CBC News | Posted onDecember 28, 2017 in Agriculture News

A mammoth merger between the world's largest potash producer and a major agricultural and chemical company is slated to close Jan. 1. The merger between PotashCorp and Agrium — which will combine to make Nutrien — received its final clearance. Nutrien will be the world's largest nutrient company and the third-largest natural resource company in Canada. Post-merger, approximately 20,000 people will work for the company in 18 countries, with the entire enterprise valued at $36 billion USD

Feds stop North Cascades grizzly recovery

Capital Press | Posted onDecember 28, 2017 in Rural News

The National Park Service apparently is shutting down its efforts to reintroduce grizzly bears into the North Cascades Ecosystem. Conservation Northwest, a regional conservation organization strongly supportive of grizzly bear recovery, issued a new release, Dec. 18, lamenting what it said was a stop work order announced Dec. 13 at an Interagency Grizzly Bear Committee meeting in Missoula, Mont.

As Opioid Use Climbs, Neonatal Abstinence Syndrome Rises

University of New Hampshire | Posted onDecember 28, 2017 in News

The opioid crisis besetting every region of the United States directly affects more than just those who use substances. For a pregnant woman, a consequence of substance use can be neonatal abstinence syndrome (NAS)—withdrawal symptoms experienced by the newborn. NAS is on the rise in New Hampshire, but prenatal care for the mother can reduce or eliminate the risk.

EU-Japan trade deal worrisome for U.S. farm exports

Capital Press | Posted onDecember 28, 2017 in Agriculture News

U.S. cheese exports stand to suffer from a trade deal struck between Japan and the European Union, but beef is also likely to be impacted indirectly.

EPA lowballs manure rule’s reach, farm groups say

Capital Press | Posted onDecember 28, 2017 in Agriculture, Federal News

The Environmental Protection Agency has underestimated how many producers will have to report that their animals are releasing gas, according to farm groups. The new reporting requirement, forced by an environmental lawsuit and expected to take effect Jan. 22, will apply to hundreds of thousands of farms, not the 44,900 projected by the EPA, the groups say.“This number is woefully inadequate and vastly under-represents the universe of producers who will be impacted by these reporting requirements,” the American Farm Bureau Federation stated in comments to the EPA.

AVMA Economic Summit highlights veterinary income, job market

Veterinary Practice News | Posted onDecember 28, 2017 in Agriculture News

According to the report, which will be released in 2018, the number of dog-owning households is the highest since the AVMA began measuring pet ownership, the number of cat owners has dropped drastically, horse and pet bird ownership are declining, and backyard poultry ownership is increasing.

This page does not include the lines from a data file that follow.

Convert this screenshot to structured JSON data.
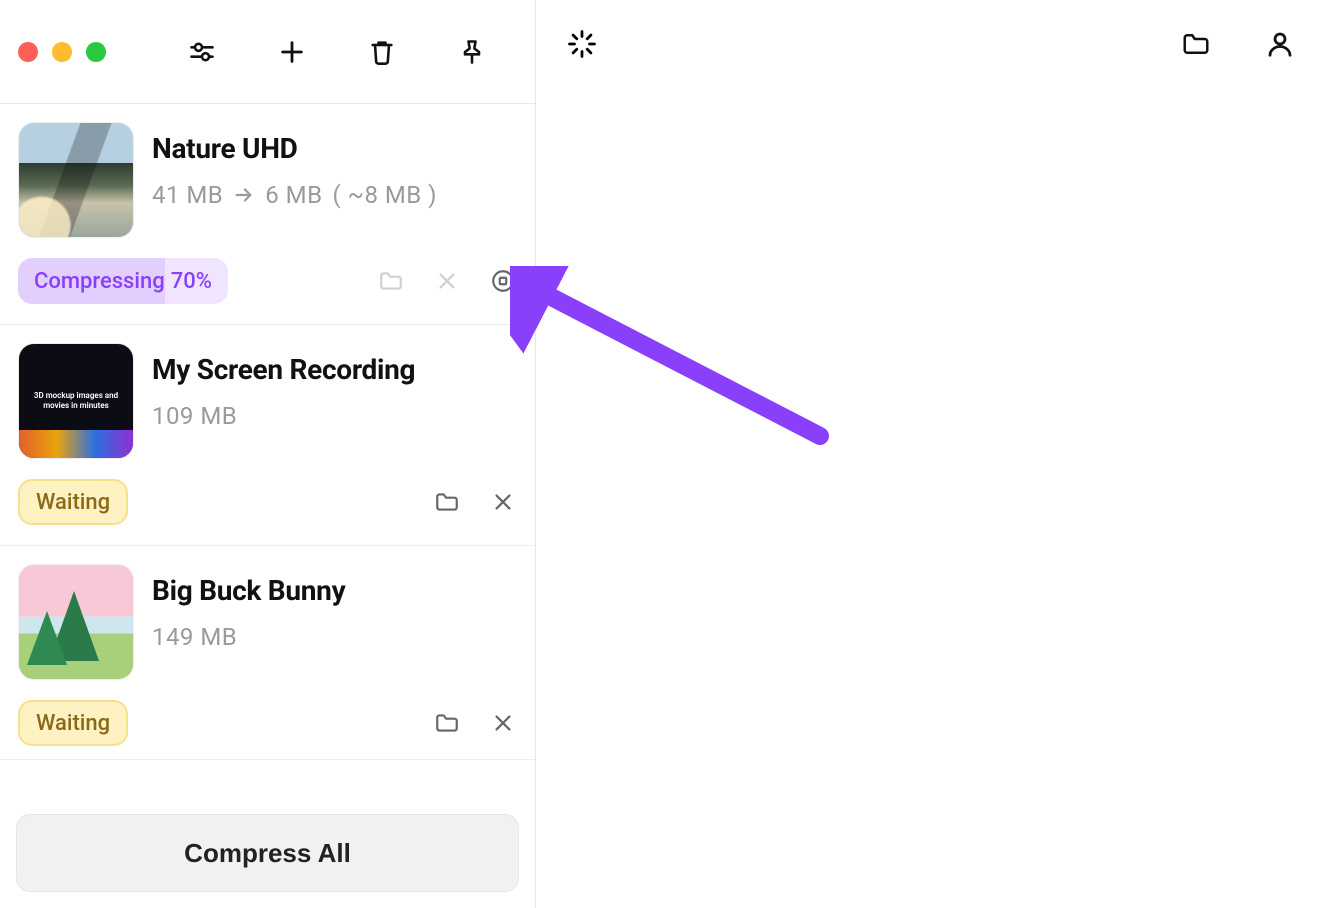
{
  "items": [
    {
      "title": "Nature UHD",
      "size_from": "41 MB",
      "size_to": "6 MB",
      "size_est": "( ~8 MB )",
      "status": {
        "type": "compressing",
        "label": "Compressing",
        "progress": "70%"
      },
      "thumb": "nature"
    },
    {
      "title": "My Screen Recording",
      "size_from": "109 MB",
      "status": {
        "type": "waiting",
        "label": "Waiting"
      },
      "thumb": "screenrec",
      "thumb_text": "3D mockup images and movies in minutes"
    },
    {
      "title": "Big Buck Bunny",
      "size_from": "149 MB",
      "status": {
        "type": "waiting",
        "label": "Waiting"
      },
      "thumb": "bunny"
    }
  ],
  "footer": {
    "compress_all": "Compress All"
  }
}
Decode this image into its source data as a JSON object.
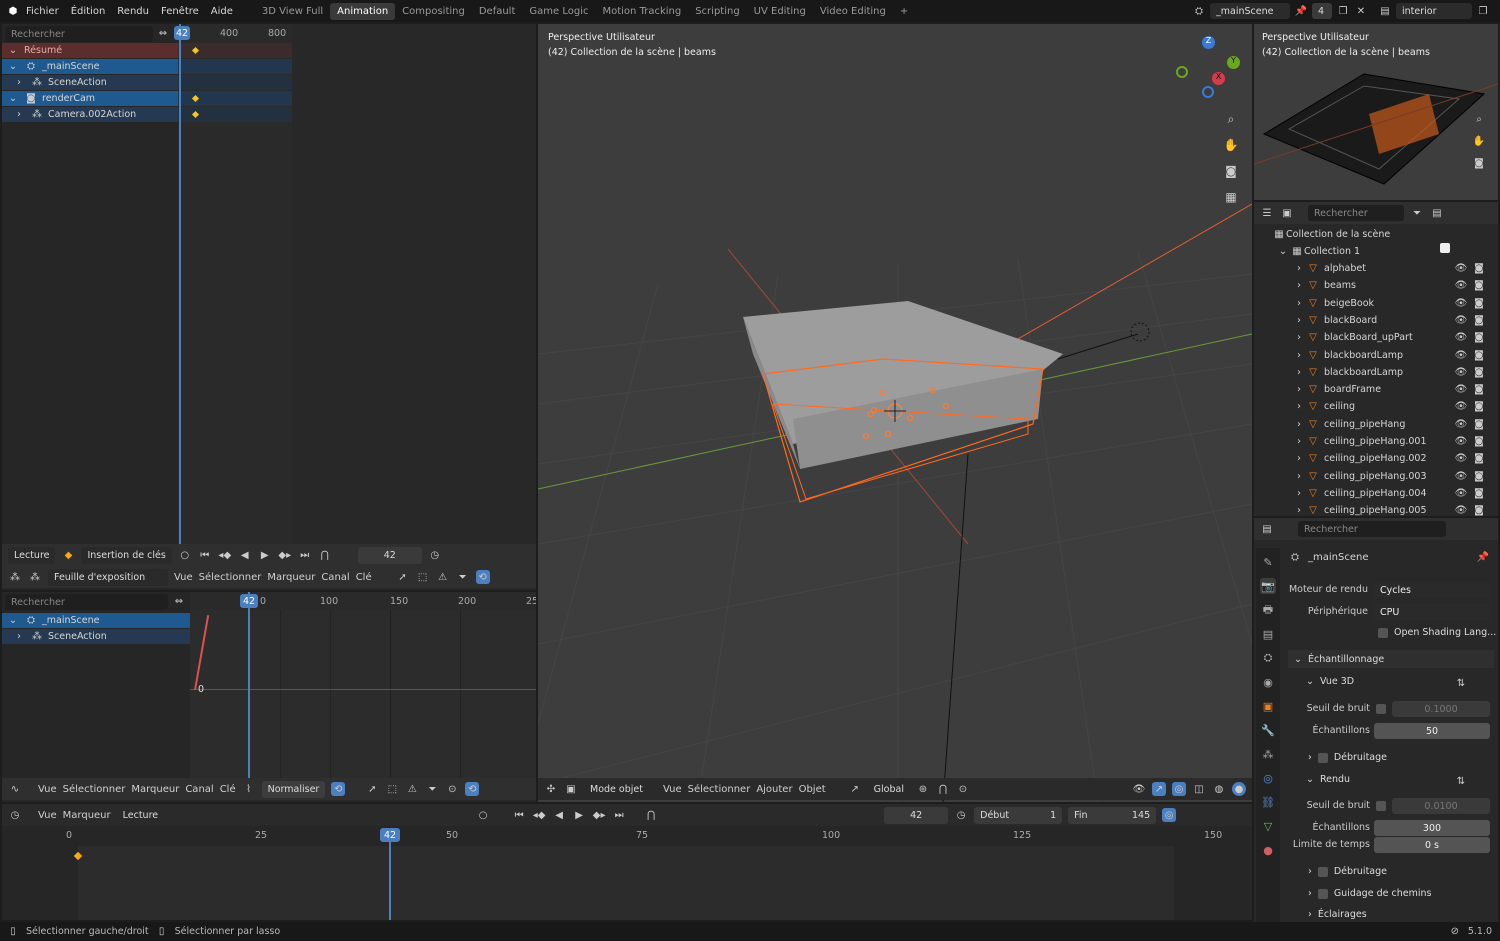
{
  "menu": [
    "Fichier",
    "Édition",
    "Rendu",
    "Fenêtre",
    "Aide"
  ],
  "workspaces": [
    "3D View Full",
    "Animation",
    "Compositing",
    "Default",
    "Game Logic",
    "Motion Tracking",
    "Scripting",
    "UV Editing",
    "Video Editing"
  ],
  "workspace_add": "+",
  "top_right": {
    "scene": "_mainScene",
    "users": "4",
    "view_layer": "interior"
  },
  "dopesheet": {
    "search_placeholder": "Rechercher",
    "current_frame_badge": "42",
    "ticks": [
      "400",
      "800"
    ],
    "channels": [
      "Résumé",
      "_mainScene",
      "SceneAction",
      "renderCam",
      "Camera.002Action"
    ],
    "footer": {
      "playback": "Lecture",
      "keying": "Insertion de clés",
      "frame": "42",
      "mode": "Feuille d'exposition",
      "menus": [
        "Vue",
        "Sélectionner",
        "Marqueur",
        "Canal",
        "Clé"
      ]
    }
  },
  "graph": {
    "search_placeholder": "Rechercher",
    "current_frame_badge": "42",
    "ticks": [
      "0",
      "100",
      "150",
      "200",
      "25"
    ],
    "channels": [
      "_mainScene",
      "SceneAction"
    ],
    "zero_label": "0",
    "footer": {
      "menus": [
        "Vue",
        "Sélectionner",
        "Marqueur",
        "Canal",
        "Clé"
      ],
      "normalize": "Normaliser"
    }
  },
  "viewport": {
    "title": "Perspective Utilisateur",
    "subtitle": "(42) Collection de la scène | beams",
    "axes": {
      "z": "Z",
      "y": "Y",
      "x": "X"
    },
    "footer": {
      "mode": "Mode objet",
      "menus": [
        "Vue",
        "Sélectionner",
        "Ajouter",
        "Objet"
      ],
      "orientation": "Global"
    }
  },
  "camview": {
    "title": "Perspective Utilisateur",
    "subtitle": "(42) Collection de la scène | beams"
  },
  "outliner": {
    "search_placeholder": "Rechercher",
    "scene_collection": "Collection de la scène",
    "collection": "Collection 1",
    "items": [
      "alphabet",
      "beams",
      "beigeBook",
      "blackBoard",
      "blackBoard_upPart",
      "blackboardLamp",
      "blackboardLamp",
      "boardFrame",
      "ceiling",
      "ceiling_pipeHang",
      "ceiling_pipeHang.001",
      "ceiling_pipeHang.002",
      "ceiling_pipeHang.003",
      "ceiling_pipeHang.004",
      "ceiling_pipeHang.005"
    ]
  },
  "properties": {
    "search_placeholder": "Rechercher",
    "scene": "_mainScene",
    "render_engine_label": "Moteur de rendu",
    "render_engine": "Cycles",
    "device_label": "Périphérique",
    "device": "CPU",
    "osl": "Open Shading Lang...",
    "sampling": "Échantillonnage",
    "viewport": "Vue 3D",
    "noise_threshold_label": "Seuil de bruit",
    "vp_noise": "0.1000",
    "samples_label": "Échantillons",
    "vp_samples": "50",
    "denoise": "Débruitage",
    "render": "Rendu",
    "r_noise": "0.0100",
    "r_samples": "300",
    "time_limit_label": "Limite de temps",
    "time_limit": "0 s",
    "path_guiding": "Guidage de chemins",
    "lights": "Éclairages"
  },
  "timeline": {
    "menus": [
      "Vue",
      "Marqueur",
      "Lecture"
    ],
    "frame": "42",
    "start_label": "Début",
    "start": "1",
    "end_label": "Fin",
    "end": "145",
    "current_frame_badge": "42",
    "ticks": [
      "0",
      "25",
      "50",
      "75",
      "100",
      "125",
      "150"
    ]
  },
  "status": {
    "left1": "Sélectionner gauche/droit",
    "left2": "Sélectionner par lasso",
    "version": "5.1.0"
  }
}
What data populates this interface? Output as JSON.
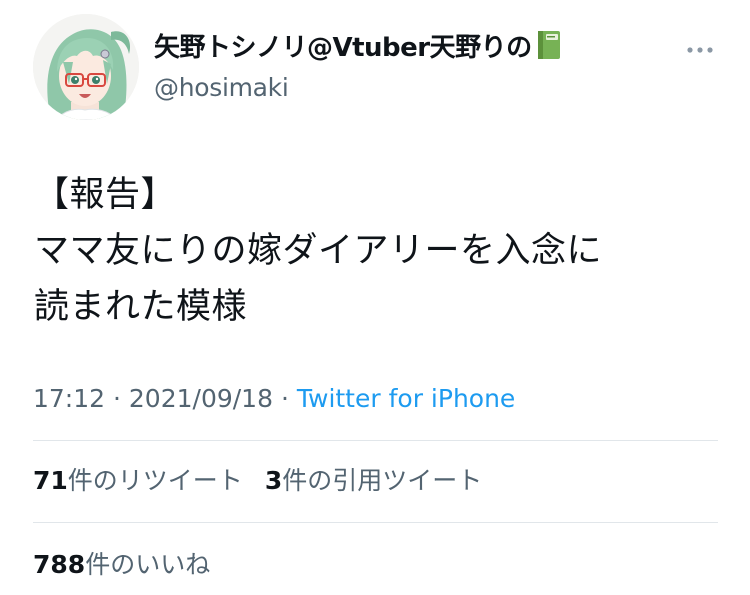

Tribe will move from shrinking island to farm in Louisiana

ABC News | Posted onDecember 28, 2017 in Rural News

Louisiana officials have chosen a sugar cane farm as the next home for residents of a tiny, shrinking island — a move funded with a 2016 federal grant awarded to help relocate communities fleeing the effects of climate change.